[[ SOURCE MATERIAL, beginning ]]
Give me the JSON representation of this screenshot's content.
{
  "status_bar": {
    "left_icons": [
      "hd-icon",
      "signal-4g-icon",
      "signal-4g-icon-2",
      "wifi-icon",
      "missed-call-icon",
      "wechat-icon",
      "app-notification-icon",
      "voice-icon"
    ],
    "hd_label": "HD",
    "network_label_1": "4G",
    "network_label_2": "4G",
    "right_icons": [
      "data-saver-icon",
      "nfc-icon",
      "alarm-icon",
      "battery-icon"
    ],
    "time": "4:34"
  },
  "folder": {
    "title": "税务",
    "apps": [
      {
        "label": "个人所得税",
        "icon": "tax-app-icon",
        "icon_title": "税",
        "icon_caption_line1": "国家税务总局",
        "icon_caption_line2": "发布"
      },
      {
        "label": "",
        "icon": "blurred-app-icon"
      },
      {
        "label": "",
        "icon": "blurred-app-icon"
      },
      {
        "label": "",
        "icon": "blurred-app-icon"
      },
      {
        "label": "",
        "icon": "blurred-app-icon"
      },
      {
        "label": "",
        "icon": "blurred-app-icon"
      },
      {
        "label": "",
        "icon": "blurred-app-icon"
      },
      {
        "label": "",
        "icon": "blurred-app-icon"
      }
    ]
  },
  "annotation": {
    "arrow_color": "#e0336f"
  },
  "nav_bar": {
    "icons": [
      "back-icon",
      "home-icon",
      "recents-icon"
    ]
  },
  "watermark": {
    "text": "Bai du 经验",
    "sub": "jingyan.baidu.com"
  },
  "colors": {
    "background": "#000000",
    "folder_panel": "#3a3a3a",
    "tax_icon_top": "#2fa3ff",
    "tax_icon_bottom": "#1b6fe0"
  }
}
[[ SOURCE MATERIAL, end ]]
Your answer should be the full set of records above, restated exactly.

Give me the JSON representation of this screenshot's content.
{
  "status_bar": {
    "left_icons": [
      "hd-icon",
      "signal-4g-icon",
      "signal-4g-icon-2",
      "wifi-icon",
      "missed-call-icon",
      "wechat-icon",
      "app-notification-icon",
      "voice-icon"
    ],
    "hd_label": "HD",
    "network_label_1": "4G",
    "network_label_2": "4G",
    "right_icons": [
      "data-saver-icon",
      "nfc-icon",
      "alarm-icon",
      "battery-icon"
    ],
    "time": "4:34"
  },
  "folder": {
    "title": "税务",
    "apps": [
      {
        "label": "个人所得税",
        "icon": "tax-app-icon",
        "icon_title": "税",
        "icon_caption_line1": "国家税务总局",
        "icon_caption_line2": "发布"
      },
      {
        "label": "",
        "icon": "blurred-app-icon"
      },
      {
        "label": "",
        "icon": "blurred-app-icon"
      },
      {
        "label": "",
        "icon": "blurred-app-icon"
      },
      {
        "label": "",
        "icon": "blurred-app-icon"
      },
      {
        "label": "",
        "icon": "blurred-app-icon"
      },
      {
        "label": "",
        "icon": "blurred-app-icon"
      },
      {
        "label": "",
        "icon": "blurred-app-icon"
      }
    ]
  },
  "annotation": {
    "arrow_color": "#e0336f"
  },
  "nav_bar": {
    "icons": [
      "back-icon",
      "home-icon",
      "recents-icon"
    ]
  },
  "watermark": {
    "text": "Bai du 经验",
    "sub": "jingyan.baidu.com"
  },
  "colors": {
    "background": "#000000",
    "folder_panel": "#3a3a3a",
    "tax_icon_top": "#2fa3ff",
    "tax_icon_bottom": "#1b6fe0"
  }
}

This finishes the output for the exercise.